Future Activities:

In the coming year, our team plans to:

  1. Continue water sampling of the School, Academic Buildings, and begin sampling of the office buildings.
  2. Begin bench- and pilot-scale experiments.
  3. Submit workshop report for publication.
  4. Submit other manuscripts for review and publication.
  5. Analyze the hundreds of millions of pieces of data from the 1 year monitoring study of the single family home.
  6. Begin to develop the integrative water quality-hydraulic model to be used for predicting water quality at the single-family home.
  7. Present results at trade industry and scientific meetings and post those presentations online.


Salehi, M., Abouali, M., Wang, M., Zhou, Z., Nejadhashemi, A.P., Mitchell, J., Caskey, S. and Whelton, A.J., 2018. Case study: Fixture water use and drinking water quality in a new residential green building. Chemosphere195, pp.80-89.

Journal Articles on this Report : 1 Displayed | Download in RIS Format

Other project views: All 11 publications 1 publications in selected types All 1 journal articles
Type Citation Project Document Sources
Journal Article Salehi M, Abouali M, Wang M, Zhou Z, Negadhashemi AP, Mitchell J, Caskey S, Whelton AJ. Case study: fixture water use and drinking water quality in a new residential green building. Chemosphere 2018;195:80-89. R836890 (2017)
R836890 (2018)
  • Abstract from PubMed
  • Full-text: ScienceDirect-Full Text-HTML
  • Abstract: ScienceDirect-Abstract
  • Other: ScienceDirect-Full Text-PDF
  • Supplemental Keywords:

    Water quality, conservation, water systems

    Relevant Websites:

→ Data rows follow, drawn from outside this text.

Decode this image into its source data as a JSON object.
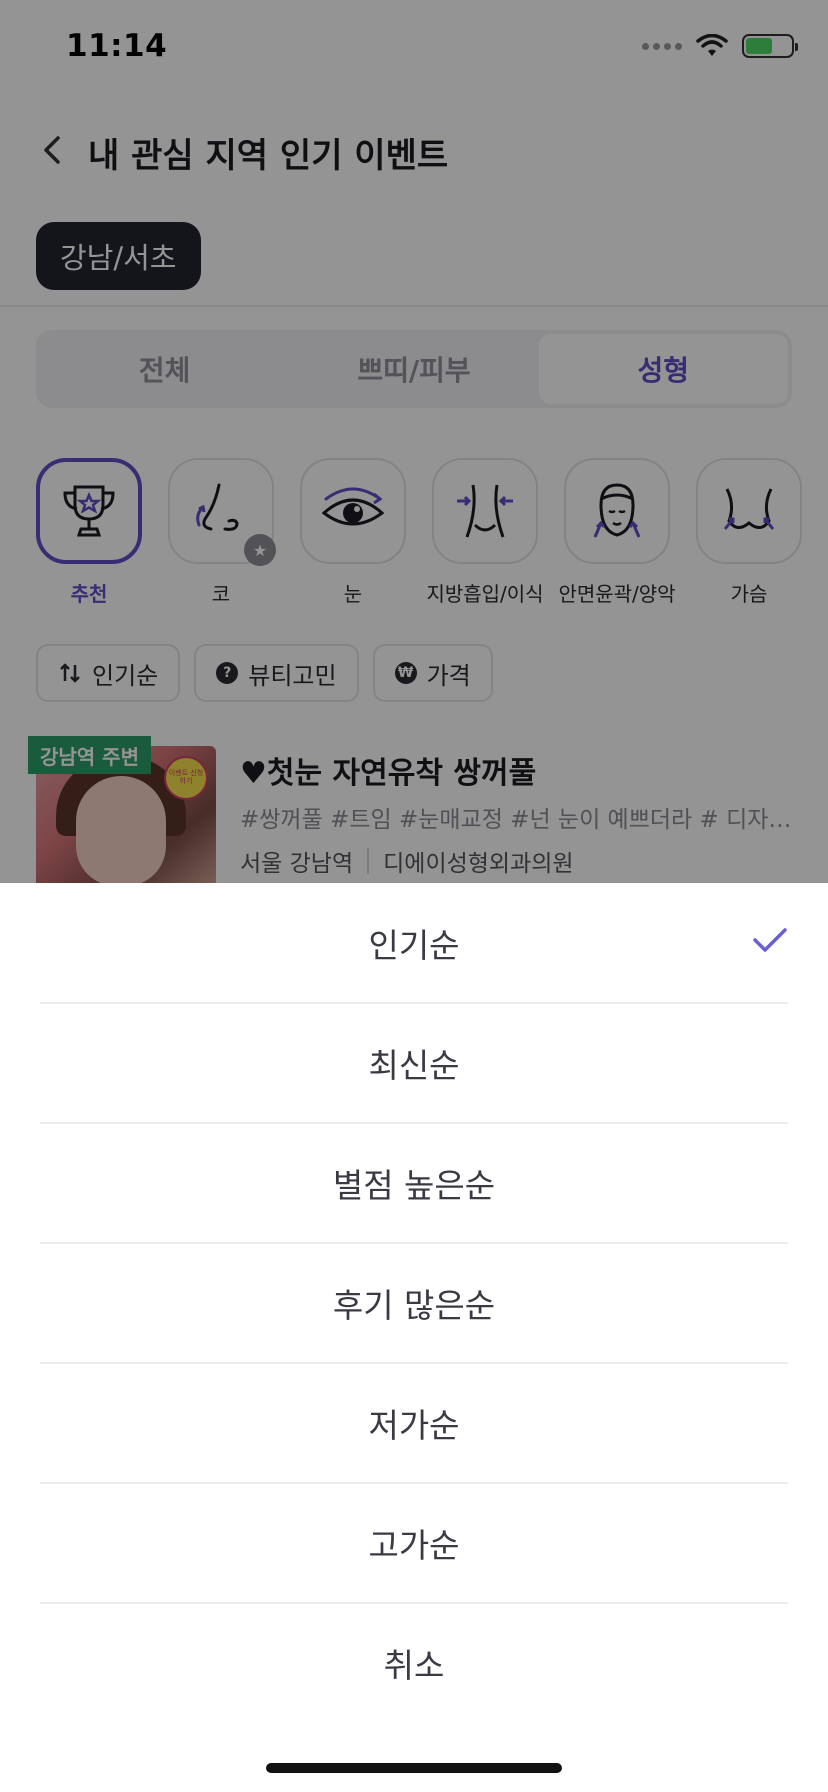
{
  "status_bar": {
    "time": "11:14",
    "battery_icon": "battery-charging-icon",
    "wifi_icon": "wifi-icon"
  },
  "header": {
    "title": "내 관심 지역 인기 이벤트",
    "back_icon": "chevron-left-icon"
  },
  "region_chip": "강남/서초",
  "segment": {
    "tabs": [
      "전체",
      "쁘띠/피부",
      "성형"
    ],
    "active_index": 2
  },
  "categories": [
    {
      "label": "추천",
      "icon": "trophy-icon",
      "active": true
    },
    {
      "label": "코",
      "icon": "nose-icon"
    },
    {
      "label": "눈",
      "icon": "eye-icon"
    },
    {
      "label": "지방흡입/이식",
      "icon": "waist-icon"
    },
    {
      "label": "안면윤곽/양악",
      "icon": "face-icon"
    },
    {
      "label": "가슴",
      "icon": "chest-icon"
    }
  ],
  "filters": [
    {
      "label": "인기순",
      "icon": "sort-icon"
    },
    {
      "label": "뷰티고민",
      "icon": "question-icon"
    },
    {
      "label": "가격",
      "icon": "won-icon"
    }
  ],
  "event": {
    "badge": "강남역 주변",
    "title": "♥첫눈 자연유착 쌍꺼풀",
    "tags": "#쌍꺼풀 #트임 #눈매교정 #넌 눈이 예쁘더라 # 디자인 쌍꺼풀",
    "location": "서울 강남역",
    "clinic": "디에이성형외과의원",
    "sticker": "이벤트 신청하기"
  },
  "sort_sheet": {
    "options": [
      "인기순",
      "최신순",
      "별점 높은순",
      "후기 많은순",
      "저가순",
      "고가순"
    ],
    "selected_index": 0,
    "cancel": "취소",
    "accent_color": "#6b5fd6"
  },
  "colors": {
    "accent": "#5f4ec7",
    "badge_green": "#2e9e6a"
  }
}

    Purdue University Center for Plumbing Safety Exit

    Progress and Final Reports:

    Original Abstract
  • 2017 Progress Report